My grandfather was a butcher. And though he has long since passed, I recall his passion for service and his love of animals, even though he thought that his obligation to the world was to use their flesh as food. The juxtaposition of a benign, kindly man flaying the flesh of an animal, their blood and sinew seeping onto the linoleum floor, transmuting their fat and muscle into the stuff of delicatessens and hors d’oeuvres for family gatherings, has not been lost on me. Today, I pursue animal welfare work as a matter of course with my duties as an Orthodox rabbi and a social justice activist.
In truth, I think of my grandfather often when engaging in both lines of vocation. None more so than last week, with the news that recently-introduced national slaughterhouse policies in Paraguay would phase out the use of the shackle and hoist method by the end of 2017 in their regular course of operation after undercover footage brought daylight to these disturbing practices. While the shackle and hoist method of slaughter is singularly brutal, why should a rabbi care about Paraguayan abattoir regulations? Because Paraguay is among the largest exporters of kosher meat to Israel, and while Israel bans the shackling and hoisting method within its borders, guidelines on the books are being enforced within Israel but are being ignored by Israeli authorities in foreign establishments outside of the country. And, unfortunately, imported beef in Israel today is the rule, not the exception. It is a lamentable statement on the kosher meat industry that the demand to satiate the taste for cheap steak, veal, and other products has created a cycle of deprivation, suffering, and extraordinary cruelty to innocent creatures.
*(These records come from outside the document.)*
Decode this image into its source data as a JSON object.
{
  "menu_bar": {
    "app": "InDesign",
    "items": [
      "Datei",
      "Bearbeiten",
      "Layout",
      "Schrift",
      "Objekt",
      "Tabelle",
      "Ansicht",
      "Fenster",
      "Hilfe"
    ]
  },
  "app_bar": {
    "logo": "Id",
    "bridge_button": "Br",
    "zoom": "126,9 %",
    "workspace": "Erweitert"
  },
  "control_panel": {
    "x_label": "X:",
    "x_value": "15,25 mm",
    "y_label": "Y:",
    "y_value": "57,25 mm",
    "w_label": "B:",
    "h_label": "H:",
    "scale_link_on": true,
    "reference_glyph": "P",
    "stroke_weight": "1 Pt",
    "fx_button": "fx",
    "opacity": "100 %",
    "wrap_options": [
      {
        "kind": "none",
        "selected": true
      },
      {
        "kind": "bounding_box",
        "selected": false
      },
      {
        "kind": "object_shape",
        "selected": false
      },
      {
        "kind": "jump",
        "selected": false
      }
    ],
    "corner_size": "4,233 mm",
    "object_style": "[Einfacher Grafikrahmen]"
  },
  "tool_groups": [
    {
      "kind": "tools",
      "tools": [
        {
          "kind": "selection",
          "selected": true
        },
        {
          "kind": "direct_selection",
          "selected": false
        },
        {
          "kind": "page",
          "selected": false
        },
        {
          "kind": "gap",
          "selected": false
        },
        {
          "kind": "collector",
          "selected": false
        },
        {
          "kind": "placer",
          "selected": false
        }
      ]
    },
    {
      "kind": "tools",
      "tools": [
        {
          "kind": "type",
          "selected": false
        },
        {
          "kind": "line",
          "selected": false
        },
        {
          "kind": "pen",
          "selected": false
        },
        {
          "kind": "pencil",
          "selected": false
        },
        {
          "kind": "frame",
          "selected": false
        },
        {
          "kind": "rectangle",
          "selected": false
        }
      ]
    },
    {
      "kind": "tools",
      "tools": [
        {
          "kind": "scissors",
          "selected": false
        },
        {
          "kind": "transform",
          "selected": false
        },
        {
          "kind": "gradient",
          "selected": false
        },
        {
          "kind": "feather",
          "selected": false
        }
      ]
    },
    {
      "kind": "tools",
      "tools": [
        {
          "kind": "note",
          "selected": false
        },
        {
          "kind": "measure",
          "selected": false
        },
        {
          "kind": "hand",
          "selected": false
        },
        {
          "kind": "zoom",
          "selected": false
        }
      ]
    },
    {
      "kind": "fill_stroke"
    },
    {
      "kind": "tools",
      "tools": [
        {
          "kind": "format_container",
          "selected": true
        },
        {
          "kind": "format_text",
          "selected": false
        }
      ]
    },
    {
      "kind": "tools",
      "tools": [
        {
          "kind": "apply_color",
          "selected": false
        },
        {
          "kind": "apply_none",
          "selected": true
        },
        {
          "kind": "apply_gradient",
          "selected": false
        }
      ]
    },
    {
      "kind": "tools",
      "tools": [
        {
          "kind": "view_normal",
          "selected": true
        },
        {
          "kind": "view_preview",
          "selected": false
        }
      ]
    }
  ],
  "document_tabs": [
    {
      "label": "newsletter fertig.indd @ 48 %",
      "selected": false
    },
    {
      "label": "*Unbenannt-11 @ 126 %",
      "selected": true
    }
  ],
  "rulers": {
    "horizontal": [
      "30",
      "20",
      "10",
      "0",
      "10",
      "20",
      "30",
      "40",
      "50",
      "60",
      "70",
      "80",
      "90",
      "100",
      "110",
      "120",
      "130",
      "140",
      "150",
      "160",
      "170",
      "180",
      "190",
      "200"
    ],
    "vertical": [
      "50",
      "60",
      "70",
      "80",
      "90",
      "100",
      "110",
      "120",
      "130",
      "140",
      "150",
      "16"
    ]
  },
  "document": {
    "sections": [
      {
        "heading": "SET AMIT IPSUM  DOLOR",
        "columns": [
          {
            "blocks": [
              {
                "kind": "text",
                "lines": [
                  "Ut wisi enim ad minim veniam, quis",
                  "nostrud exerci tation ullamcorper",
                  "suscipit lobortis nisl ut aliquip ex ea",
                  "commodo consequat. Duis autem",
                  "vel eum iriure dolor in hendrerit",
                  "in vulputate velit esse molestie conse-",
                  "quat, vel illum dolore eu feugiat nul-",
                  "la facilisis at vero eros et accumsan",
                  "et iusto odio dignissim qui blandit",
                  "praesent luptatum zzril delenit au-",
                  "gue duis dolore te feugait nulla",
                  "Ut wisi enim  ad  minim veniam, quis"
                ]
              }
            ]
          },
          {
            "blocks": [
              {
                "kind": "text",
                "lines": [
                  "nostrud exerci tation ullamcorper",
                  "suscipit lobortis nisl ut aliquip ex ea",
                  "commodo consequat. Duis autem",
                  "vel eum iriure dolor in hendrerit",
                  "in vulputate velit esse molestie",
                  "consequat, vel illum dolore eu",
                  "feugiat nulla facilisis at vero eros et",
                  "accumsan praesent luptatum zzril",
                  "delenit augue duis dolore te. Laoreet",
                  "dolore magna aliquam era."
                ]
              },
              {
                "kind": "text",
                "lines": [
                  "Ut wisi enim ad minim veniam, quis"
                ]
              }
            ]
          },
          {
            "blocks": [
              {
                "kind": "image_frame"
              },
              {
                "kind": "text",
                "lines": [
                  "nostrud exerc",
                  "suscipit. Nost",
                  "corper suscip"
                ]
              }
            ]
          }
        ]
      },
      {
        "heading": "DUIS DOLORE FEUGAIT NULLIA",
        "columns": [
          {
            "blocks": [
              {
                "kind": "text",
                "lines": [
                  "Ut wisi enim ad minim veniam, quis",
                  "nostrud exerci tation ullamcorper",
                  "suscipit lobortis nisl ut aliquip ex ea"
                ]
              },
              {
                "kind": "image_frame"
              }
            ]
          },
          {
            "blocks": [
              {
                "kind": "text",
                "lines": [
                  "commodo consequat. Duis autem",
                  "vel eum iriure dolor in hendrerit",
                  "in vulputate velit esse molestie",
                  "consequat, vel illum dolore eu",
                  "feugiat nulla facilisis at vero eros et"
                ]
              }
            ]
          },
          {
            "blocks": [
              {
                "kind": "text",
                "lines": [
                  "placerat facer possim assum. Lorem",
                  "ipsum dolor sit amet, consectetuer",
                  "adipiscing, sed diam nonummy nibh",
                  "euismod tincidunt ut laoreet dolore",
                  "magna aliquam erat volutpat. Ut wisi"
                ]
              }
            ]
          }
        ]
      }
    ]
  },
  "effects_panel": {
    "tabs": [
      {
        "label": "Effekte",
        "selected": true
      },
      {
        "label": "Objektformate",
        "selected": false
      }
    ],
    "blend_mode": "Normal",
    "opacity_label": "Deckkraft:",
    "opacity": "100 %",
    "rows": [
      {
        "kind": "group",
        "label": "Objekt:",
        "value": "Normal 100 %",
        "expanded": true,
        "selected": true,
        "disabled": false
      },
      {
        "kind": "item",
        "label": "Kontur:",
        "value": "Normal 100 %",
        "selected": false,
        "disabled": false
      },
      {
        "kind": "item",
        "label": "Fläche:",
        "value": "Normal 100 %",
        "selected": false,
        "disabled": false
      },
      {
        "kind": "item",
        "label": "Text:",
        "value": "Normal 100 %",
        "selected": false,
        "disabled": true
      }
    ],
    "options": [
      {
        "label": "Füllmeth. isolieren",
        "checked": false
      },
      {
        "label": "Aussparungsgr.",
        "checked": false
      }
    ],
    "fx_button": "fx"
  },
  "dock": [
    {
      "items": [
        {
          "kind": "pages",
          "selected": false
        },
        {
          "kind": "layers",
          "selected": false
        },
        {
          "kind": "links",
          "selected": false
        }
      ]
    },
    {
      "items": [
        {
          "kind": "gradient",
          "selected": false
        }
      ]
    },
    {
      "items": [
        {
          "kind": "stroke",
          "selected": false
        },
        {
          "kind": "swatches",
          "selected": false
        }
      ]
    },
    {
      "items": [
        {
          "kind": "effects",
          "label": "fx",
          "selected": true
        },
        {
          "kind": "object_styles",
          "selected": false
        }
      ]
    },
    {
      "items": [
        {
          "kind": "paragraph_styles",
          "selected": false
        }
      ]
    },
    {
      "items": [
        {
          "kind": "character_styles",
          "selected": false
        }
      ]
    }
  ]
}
What was once the purview of family or small-farm-owned operations has grown into an almost unstoppable behemoth of callousness towards God’s creatures. Industry officials have taken the position that kosher consumers would rather ignore the actuality of animals being mistreated as long as meat is cheap and available. They view their role as only improving accessibility to their “product.” This position is as religiously offensive as it is morally unsustainable.